- _Task objective_: This exercise calls for a copy of every line in the listing below that carries the word "myMapKitView".

- _Material for this exercise_:
========

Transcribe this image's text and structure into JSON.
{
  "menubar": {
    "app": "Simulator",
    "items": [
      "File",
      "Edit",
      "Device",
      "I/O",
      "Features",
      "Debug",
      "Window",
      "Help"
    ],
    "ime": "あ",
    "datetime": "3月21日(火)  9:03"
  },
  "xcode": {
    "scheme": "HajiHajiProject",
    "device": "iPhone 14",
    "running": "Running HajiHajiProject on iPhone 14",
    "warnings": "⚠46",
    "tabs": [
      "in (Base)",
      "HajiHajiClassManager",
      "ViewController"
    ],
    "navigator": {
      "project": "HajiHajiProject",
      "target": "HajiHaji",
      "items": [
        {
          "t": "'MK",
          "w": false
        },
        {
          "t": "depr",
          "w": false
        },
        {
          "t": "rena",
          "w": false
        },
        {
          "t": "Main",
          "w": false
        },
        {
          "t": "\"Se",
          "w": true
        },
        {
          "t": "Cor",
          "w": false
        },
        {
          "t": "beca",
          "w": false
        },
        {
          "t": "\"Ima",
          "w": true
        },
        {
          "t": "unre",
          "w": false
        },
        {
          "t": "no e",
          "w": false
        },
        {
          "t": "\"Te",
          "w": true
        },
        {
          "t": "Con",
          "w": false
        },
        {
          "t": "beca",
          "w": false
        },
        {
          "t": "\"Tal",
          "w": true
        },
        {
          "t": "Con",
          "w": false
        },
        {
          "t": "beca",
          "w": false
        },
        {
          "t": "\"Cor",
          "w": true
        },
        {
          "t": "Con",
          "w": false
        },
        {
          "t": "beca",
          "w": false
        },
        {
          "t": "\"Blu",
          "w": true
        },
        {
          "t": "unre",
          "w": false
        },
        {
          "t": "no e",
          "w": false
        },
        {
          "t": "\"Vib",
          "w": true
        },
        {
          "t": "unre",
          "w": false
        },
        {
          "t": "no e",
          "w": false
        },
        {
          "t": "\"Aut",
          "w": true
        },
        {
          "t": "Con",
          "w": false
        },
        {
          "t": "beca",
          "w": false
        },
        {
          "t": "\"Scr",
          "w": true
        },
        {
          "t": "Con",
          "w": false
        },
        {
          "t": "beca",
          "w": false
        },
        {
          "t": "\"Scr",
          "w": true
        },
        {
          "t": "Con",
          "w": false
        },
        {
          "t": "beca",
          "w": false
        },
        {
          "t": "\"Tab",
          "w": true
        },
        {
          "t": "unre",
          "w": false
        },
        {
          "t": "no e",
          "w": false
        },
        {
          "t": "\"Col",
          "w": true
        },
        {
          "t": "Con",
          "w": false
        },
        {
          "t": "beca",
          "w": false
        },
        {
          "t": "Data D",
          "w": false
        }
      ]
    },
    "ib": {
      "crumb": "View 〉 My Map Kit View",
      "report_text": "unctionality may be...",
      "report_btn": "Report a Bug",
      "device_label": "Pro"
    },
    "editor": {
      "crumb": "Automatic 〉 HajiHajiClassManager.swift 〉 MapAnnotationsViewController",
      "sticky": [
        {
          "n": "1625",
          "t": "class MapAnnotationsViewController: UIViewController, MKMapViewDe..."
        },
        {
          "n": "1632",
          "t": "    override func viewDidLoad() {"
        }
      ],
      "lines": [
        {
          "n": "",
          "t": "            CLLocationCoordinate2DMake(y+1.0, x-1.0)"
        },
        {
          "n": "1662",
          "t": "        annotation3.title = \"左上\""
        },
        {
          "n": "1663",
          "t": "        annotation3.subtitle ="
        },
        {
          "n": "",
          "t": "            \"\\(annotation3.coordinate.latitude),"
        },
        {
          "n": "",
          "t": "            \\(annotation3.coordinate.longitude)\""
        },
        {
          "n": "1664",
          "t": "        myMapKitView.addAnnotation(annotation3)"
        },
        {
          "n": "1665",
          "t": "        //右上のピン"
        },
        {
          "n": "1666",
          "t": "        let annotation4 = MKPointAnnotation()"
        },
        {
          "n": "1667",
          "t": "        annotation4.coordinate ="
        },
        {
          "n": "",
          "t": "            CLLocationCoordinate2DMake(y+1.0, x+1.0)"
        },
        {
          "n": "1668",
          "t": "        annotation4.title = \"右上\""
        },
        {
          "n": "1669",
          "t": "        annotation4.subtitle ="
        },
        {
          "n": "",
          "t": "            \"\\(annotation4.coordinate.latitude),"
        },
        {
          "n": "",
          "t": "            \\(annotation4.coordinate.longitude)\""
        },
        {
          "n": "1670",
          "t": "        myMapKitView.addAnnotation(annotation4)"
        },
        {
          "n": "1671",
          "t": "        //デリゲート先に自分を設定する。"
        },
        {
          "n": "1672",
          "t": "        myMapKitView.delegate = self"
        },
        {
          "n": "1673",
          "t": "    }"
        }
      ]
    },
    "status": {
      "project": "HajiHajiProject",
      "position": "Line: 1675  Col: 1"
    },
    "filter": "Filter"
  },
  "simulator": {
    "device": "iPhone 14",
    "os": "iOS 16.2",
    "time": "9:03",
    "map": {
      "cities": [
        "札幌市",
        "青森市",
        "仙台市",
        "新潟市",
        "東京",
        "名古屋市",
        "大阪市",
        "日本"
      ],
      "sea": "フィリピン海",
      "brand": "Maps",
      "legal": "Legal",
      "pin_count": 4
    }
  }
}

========

- _Written answer_:
          "t": "        myMapKitView.addAnnotation(annotation3)"
          "t": "        myMapKitView.addAnnotation(annotation4)"
          "t": "        myMapKitView.delegate = self"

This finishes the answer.